Specifically, the plan would take away one class at Dwyer Elementary School and consolidate keyboarding at Fred Moodry Middle School among the other teachers.
Anaconda High School’s band instructor would also take over the elementary music program, Darnell said.
The school board will vote on this staff recommendation at its next meeting, 7 p.m. April 11 in the district administrative offices, 1410 W. Park Ave.
If approved, these moves would prevent further layoffs next year; but without a staffing reduction, the
elementary school budget would face a deficit of about $200,000, Darnell said.
“Our teachers’ union was aware of this over the last
bargaining session,” he said. “We’re in good shape, because we’ve planned for this.”
Declining enrollment, meanwhile, has continued to dog the district, which boasted 2,558 students in 1979 — one year before the smelter closed.
The high school now has 340 students enrolled, but with smaller incoming classes and a dropout rate around
5 percent, Darnell believes it is possible to fall to below 300 kids in three to four years.
The Montana Office of Public Instruction uses enrollment to determine a district’s funding, and while district enrollment appears to be stabilizing, Darnell said it is possible further cuts will be needed in the coming years.
One option could be to close another school.
“Operations in those campuses and infrastructure takes the same amount of money, whether you have people in them or not,” Darnell said. “It’s going to be an issue the district will address in the foreseeable future.”

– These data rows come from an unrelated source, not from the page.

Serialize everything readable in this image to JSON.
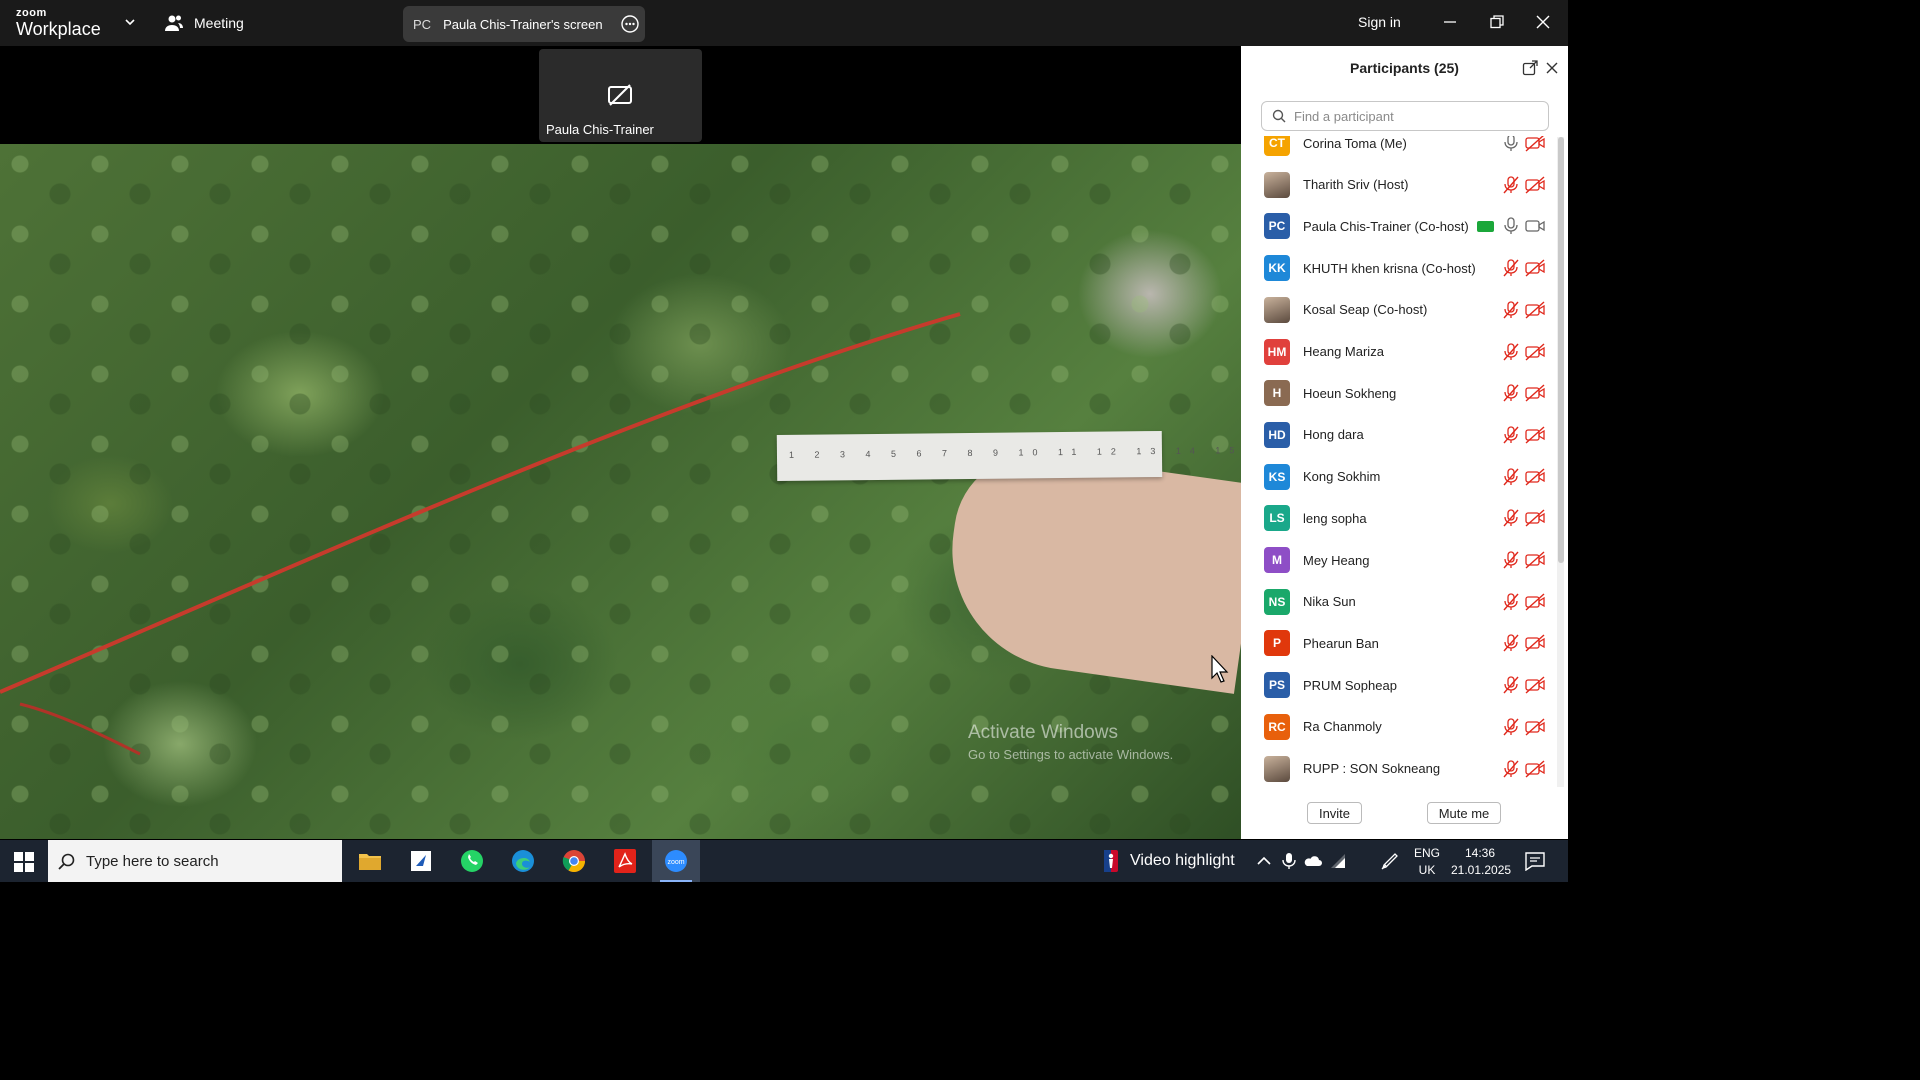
{
  "app": {
    "logo_small": "zoom",
    "logo_big": "Workplace",
    "meeting_label": "Meeting",
    "screen_initials": "PC",
    "screen_label": "Paula Chis-Trainer's screen",
    "sign_in": "Sign in"
  },
  "video": {
    "thumbnail_name": "Paula Chis-Trainer",
    "ruler_numbers": "1 2 3 4 5 6 7 8 9 10 11 12 13 14 15 16 17 18 19 20",
    "watermark_line1": "Activate Windows",
    "watermark_line2": "Go to Settings to activate Windows."
  },
  "participants": {
    "title": "Participants (25)",
    "search_placeholder": "Find a participant",
    "invite_label": "Invite",
    "mute_me_label": "Mute me",
    "list": [
      {
        "initials": "CT",
        "name": "Corina Toma (Me)",
        "color": "#f5a300",
        "photo": false,
        "sharing": false,
        "mic": "on",
        "cam": "off"
      },
      {
        "initials": "",
        "name": "Tharith Sriv (Host)",
        "color": "#7a6a5a",
        "photo": true,
        "sharing": false,
        "mic": "off",
        "cam": "off"
      },
      {
        "initials": "PC",
        "name": "Paula Chis-Trainer (Co-host)",
        "color": "#2a5ea8",
        "photo": false,
        "sharing": true,
        "mic": "on",
        "cam": "on"
      },
      {
        "initials": "KK",
        "name": "KHUTH khen krisna (Co-host)",
        "color": "#1e88d8",
        "photo": false,
        "sharing": false,
        "mic": "off",
        "cam": "off"
      },
      {
        "initials": "",
        "name": "Kosal Seap (Co-host)",
        "color": "#7a6a5a",
        "photo": true,
        "sharing": false,
        "mic": "off",
        "cam": "off"
      },
      {
        "initials": "HM",
        "name": "Heang Mariza",
        "color": "#e0403c",
        "photo": false,
        "sharing": false,
        "mic": "off",
        "cam": "off"
      },
      {
        "initials": "H",
        "name": "Hoeun Sokheng",
        "color": "#8a6a52",
        "photo": false,
        "sharing": false,
        "mic": "off",
        "cam": "off"
      },
      {
        "initials": "HD",
        "name": "Hong dara",
        "color": "#2a5ea8",
        "photo": false,
        "sharing": false,
        "mic": "off",
        "cam": "off"
      },
      {
        "initials": "KS",
        "name": "Kong Sokhim",
        "color": "#1e88d8",
        "photo": false,
        "sharing": false,
        "mic": "off",
        "cam": "off"
      },
      {
        "initials": "LS",
        "name": "leng sopha",
        "color": "#1aa88a",
        "photo": false,
        "sharing": false,
        "mic": "off",
        "cam": "off"
      },
      {
        "initials": "M",
        "name": "Mey Heang",
        "color": "#8e4ec6",
        "photo": false,
        "sharing": false,
        "mic": "off",
        "cam": "off"
      },
      {
        "initials": "NS",
        "name": "Nika Sun",
        "color": "#1aa86a",
        "photo": false,
        "sharing": false,
        "mic": "off",
        "cam": "off"
      },
      {
        "initials": "P",
        "name": "Phearun Ban",
        "color": "#e0380c",
        "photo": false,
        "sharing": false,
        "mic": "off",
        "cam": "off"
      },
      {
        "initials": "PS",
        "name": "PRUM Sopheap",
        "color": "#2a5ea8",
        "photo": false,
        "sharing": false,
        "mic": "off",
        "cam": "off"
      },
      {
        "initials": "RC",
        "name": "Ra Chanmoly",
        "color": "#e8600c",
        "photo": false,
        "sharing": false,
        "mic": "off",
        "cam": "off"
      },
      {
        "initials": "",
        "name": "RUPP : SON Sokneang",
        "color": "#7a6a5a",
        "photo": true,
        "sharing": false,
        "mic": "off",
        "cam": "off"
      }
    ]
  },
  "taskbar": {
    "search_placeholder": "Type here to search",
    "video_highlight": "Video highlight",
    "lang_top": "ENG",
    "lang_bottom": "UK",
    "time": "14:36",
    "date": "21.01.2025"
  },
  "colors": {
    "share_green": "#1ba73a",
    "mic_muted_red": "#e0281c"
  }
}
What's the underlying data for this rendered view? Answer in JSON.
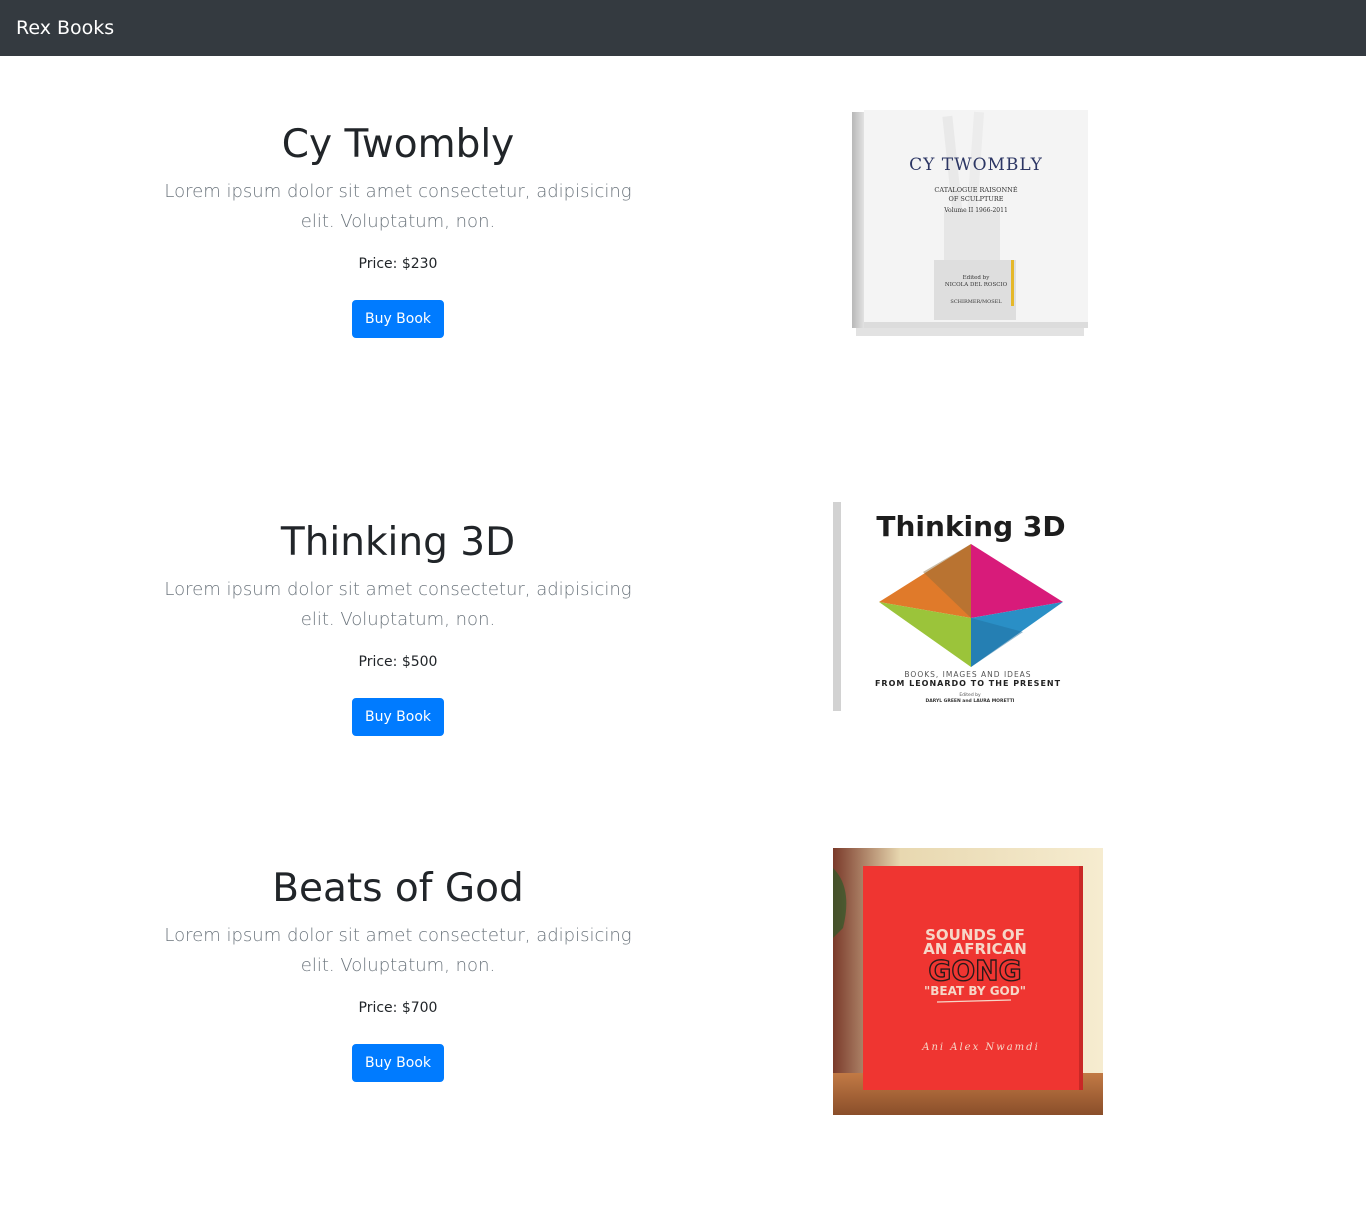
{
  "navbar": {
    "brand": "Rex Books"
  },
  "books": [
    {
      "title": "Cy Twombly",
      "description": "Lorem ipsum dolor sit amet consectetur, adipisicing elit. Voluptatum, non.",
      "price": "Price: $230",
      "button": "Buy Book",
      "cover": {
        "title": "CY TWOMBLY",
        "line1": "CATALOGUE RAISONNÉ",
        "line2": "OF SCULPTURE",
        "line3": "Volume II  1966-2011",
        "editor_label": "Edited by",
        "editor": "NICOLA DEL ROSCIO",
        "publisher": "SCHIRMER/MOSEL"
      }
    },
    {
      "title": "Thinking 3D",
      "description": "Lorem ipsum dolor sit amet consectetur, adipisicing elit. Voluptatum, non.",
      "price": "Price: $500",
      "button": "Buy Book",
      "cover": {
        "title": "Thinking 3D",
        "subtitle1": "BOOKS, IMAGES AND IDEAS",
        "subtitle2": "FROM LEONARDO TO THE PRESENT",
        "editor_label": "Edited by",
        "editors": "DARYL GREEN and LAURA MORETTI"
      }
    },
    {
      "title": "Beats of God",
      "description": "Lorem ipsum dolor sit amet consectetur, adipisicing elit. Voluptatum, non.",
      "price": "Price: $700",
      "button": "Buy Book",
      "cover": {
        "line1": "SOUNDS OF",
        "line2": "AN AFRICAN",
        "line3": "GONG",
        "line4": "\"BEAT BY GOD\"",
        "author": "Ani Alex Nwamdi"
      }
    }
  ]
}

The district has already closed the Beaver Dam School, Washington Elementary School and Dwyer Intermediate School in past years.
The district is unable to control enrollment, but it can control its quality of education to retain as many students as possible, Darnell said.
This year, the high school introduced its new four-track graduation program that tailors coursework for college preparation, advanced college preparation, vocational and basic graduation sequences.
“We have to diversify, and have opportunities in all areas for students to access,” Darnell said.